Start of RECORDS PROVIDED

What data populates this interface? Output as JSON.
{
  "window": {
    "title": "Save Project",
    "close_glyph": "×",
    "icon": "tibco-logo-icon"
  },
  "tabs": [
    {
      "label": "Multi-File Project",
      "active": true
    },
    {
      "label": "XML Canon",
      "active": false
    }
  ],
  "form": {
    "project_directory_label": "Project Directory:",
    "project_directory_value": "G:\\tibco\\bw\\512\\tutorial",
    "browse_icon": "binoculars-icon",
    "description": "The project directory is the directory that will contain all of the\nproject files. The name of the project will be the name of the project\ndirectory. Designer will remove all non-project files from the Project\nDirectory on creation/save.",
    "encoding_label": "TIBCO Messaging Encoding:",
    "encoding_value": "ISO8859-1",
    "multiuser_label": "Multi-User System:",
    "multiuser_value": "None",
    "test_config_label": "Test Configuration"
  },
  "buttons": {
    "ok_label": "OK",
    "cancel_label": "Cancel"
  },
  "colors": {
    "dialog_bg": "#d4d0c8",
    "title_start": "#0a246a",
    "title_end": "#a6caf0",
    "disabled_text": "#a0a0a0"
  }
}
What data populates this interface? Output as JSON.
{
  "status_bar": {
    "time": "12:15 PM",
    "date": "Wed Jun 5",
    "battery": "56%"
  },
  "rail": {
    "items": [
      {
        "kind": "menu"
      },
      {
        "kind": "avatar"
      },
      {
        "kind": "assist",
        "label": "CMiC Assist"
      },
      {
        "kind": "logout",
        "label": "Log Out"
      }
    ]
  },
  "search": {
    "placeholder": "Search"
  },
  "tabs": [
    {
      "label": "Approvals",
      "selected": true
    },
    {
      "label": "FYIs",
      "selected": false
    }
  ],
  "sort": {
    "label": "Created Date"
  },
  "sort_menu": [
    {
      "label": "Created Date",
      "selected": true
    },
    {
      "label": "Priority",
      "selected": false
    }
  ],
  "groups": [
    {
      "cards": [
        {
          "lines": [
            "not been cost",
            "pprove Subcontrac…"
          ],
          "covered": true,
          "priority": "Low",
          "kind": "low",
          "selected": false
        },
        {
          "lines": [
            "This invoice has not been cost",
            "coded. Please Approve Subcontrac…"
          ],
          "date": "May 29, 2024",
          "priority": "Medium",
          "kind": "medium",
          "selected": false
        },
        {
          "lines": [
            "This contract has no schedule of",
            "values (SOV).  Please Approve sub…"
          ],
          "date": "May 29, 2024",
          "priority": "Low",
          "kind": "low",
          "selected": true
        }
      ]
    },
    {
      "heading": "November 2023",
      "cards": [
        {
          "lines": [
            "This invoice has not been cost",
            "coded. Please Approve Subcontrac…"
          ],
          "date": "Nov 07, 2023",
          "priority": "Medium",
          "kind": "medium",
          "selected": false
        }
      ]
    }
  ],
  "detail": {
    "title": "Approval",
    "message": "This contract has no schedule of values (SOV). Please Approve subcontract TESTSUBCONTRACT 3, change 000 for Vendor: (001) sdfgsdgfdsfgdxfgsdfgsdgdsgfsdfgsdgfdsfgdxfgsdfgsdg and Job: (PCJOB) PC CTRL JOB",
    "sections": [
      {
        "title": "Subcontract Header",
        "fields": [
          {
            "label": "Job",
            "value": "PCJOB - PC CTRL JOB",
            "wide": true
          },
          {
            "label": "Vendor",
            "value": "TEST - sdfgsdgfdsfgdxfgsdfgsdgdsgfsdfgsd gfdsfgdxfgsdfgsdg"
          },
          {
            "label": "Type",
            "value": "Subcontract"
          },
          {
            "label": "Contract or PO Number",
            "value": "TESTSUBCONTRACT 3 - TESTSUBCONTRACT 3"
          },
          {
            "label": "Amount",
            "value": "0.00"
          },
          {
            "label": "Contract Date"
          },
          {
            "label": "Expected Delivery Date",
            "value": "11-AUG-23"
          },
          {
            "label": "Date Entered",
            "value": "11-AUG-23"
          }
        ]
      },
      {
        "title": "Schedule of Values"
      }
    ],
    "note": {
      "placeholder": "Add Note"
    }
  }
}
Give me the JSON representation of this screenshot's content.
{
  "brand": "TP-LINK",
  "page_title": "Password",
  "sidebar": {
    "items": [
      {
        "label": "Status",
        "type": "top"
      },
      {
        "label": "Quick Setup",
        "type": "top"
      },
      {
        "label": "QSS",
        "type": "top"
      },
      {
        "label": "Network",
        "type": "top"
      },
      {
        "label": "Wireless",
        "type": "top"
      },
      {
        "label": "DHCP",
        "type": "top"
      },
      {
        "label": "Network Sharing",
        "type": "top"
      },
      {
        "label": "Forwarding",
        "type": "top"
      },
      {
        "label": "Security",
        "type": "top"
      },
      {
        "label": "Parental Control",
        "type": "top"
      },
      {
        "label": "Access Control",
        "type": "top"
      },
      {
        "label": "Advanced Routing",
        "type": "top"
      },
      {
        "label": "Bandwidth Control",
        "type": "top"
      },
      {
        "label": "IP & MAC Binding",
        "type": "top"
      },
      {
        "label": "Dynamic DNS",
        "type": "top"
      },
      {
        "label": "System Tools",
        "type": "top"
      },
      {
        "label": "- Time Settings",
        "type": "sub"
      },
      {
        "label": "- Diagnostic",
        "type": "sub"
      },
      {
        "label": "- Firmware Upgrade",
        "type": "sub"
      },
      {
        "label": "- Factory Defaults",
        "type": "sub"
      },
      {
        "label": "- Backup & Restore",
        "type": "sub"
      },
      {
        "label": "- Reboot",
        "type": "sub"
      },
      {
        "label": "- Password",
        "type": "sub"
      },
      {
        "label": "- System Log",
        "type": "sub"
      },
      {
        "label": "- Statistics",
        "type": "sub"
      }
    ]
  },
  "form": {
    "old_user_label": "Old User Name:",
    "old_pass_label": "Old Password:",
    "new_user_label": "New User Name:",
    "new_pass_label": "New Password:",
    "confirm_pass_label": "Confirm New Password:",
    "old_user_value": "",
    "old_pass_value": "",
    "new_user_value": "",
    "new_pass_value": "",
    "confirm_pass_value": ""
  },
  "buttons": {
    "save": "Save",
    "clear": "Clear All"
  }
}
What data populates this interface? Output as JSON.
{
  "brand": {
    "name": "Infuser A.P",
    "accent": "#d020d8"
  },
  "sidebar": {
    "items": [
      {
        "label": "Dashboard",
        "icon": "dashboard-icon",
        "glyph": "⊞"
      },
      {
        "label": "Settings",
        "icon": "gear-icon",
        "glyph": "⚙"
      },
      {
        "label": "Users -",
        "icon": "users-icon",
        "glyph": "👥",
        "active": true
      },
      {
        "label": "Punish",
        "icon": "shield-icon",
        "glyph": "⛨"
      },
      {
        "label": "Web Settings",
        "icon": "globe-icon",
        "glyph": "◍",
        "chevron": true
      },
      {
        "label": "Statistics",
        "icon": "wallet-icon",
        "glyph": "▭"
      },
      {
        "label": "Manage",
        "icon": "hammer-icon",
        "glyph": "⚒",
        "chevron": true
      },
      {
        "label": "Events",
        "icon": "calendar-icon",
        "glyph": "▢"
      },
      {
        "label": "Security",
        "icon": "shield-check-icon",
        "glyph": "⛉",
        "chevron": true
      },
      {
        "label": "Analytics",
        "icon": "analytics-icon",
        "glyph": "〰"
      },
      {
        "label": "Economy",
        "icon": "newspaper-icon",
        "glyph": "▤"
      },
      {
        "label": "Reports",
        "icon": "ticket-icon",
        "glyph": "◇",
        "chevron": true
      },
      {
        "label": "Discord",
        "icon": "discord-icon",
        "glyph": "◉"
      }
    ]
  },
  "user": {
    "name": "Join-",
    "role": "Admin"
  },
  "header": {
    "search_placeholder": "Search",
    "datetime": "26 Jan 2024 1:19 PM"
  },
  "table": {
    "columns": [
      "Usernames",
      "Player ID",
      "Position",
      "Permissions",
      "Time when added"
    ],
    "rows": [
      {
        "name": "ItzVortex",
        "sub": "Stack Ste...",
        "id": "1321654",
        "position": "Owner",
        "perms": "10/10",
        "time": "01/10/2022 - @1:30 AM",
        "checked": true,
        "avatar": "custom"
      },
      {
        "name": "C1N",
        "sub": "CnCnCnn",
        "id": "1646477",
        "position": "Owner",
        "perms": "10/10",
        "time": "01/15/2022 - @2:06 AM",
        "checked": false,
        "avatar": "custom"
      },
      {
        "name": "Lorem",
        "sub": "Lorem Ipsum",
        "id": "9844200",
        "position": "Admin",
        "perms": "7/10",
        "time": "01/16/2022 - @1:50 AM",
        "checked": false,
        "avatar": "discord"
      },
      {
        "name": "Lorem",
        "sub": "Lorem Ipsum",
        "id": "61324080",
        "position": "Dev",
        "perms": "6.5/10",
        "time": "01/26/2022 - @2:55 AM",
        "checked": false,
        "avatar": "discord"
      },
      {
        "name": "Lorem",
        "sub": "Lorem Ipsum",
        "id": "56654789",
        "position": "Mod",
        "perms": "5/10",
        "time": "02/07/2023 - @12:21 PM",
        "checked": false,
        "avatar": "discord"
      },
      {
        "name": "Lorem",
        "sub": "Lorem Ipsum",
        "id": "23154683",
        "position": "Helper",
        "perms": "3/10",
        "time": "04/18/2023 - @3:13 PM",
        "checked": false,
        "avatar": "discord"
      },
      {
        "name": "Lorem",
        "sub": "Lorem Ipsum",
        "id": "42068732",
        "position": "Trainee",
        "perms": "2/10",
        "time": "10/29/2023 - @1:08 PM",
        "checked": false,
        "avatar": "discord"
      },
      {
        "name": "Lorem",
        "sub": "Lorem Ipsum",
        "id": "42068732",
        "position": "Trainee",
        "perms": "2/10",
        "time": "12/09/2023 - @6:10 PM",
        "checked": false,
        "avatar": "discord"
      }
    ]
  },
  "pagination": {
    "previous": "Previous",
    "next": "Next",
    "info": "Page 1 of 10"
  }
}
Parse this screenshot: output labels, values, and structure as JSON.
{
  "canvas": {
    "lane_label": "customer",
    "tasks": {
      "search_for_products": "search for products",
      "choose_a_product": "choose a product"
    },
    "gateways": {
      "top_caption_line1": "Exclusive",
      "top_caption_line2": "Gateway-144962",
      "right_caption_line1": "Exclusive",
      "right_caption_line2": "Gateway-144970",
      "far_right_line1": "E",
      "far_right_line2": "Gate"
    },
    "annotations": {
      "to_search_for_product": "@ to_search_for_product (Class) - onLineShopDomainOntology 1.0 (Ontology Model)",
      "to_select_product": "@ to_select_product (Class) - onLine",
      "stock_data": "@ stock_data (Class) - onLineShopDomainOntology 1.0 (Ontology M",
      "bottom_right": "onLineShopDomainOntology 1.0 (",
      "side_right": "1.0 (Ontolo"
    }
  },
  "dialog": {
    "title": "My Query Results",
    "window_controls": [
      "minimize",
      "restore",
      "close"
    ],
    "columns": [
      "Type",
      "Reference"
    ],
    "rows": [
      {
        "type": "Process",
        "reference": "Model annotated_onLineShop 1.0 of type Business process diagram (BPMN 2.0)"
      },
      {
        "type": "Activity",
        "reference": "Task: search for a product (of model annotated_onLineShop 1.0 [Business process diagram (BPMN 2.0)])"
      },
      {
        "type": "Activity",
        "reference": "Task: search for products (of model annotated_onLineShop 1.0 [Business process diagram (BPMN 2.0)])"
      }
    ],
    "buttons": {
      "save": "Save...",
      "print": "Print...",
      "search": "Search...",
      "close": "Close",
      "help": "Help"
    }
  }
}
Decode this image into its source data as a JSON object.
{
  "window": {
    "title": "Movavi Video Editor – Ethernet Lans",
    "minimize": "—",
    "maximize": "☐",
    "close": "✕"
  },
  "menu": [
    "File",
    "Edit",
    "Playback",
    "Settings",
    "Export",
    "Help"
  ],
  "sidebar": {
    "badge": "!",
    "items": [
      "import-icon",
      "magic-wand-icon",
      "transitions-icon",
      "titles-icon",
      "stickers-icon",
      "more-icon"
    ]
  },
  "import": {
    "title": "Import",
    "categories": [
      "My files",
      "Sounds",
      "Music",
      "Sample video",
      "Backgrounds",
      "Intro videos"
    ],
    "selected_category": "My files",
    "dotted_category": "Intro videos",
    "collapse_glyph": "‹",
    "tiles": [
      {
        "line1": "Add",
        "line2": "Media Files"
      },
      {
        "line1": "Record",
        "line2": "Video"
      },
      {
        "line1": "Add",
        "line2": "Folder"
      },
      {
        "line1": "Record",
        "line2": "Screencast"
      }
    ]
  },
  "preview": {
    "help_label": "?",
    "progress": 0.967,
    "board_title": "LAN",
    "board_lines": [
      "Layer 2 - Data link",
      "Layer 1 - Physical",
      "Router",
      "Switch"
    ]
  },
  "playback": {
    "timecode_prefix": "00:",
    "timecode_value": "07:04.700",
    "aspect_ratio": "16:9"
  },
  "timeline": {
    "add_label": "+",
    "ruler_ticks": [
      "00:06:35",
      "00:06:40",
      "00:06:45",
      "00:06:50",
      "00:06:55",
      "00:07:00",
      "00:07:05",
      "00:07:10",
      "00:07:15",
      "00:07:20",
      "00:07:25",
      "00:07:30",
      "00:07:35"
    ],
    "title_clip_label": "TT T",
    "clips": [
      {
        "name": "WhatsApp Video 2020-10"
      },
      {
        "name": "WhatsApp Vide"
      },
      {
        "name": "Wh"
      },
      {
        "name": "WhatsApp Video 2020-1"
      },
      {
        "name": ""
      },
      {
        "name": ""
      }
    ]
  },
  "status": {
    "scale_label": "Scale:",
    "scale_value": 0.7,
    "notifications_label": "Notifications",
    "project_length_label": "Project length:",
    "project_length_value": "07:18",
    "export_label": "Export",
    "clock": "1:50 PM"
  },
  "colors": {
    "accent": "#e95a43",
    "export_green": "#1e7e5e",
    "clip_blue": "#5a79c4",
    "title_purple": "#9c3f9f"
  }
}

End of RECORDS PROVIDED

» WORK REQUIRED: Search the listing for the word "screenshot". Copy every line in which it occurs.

» EXERCISE RESULT:
Give me the JSON representation of this screenshot's content.
Parse this screenshot: output labels, values, and structure as JSON.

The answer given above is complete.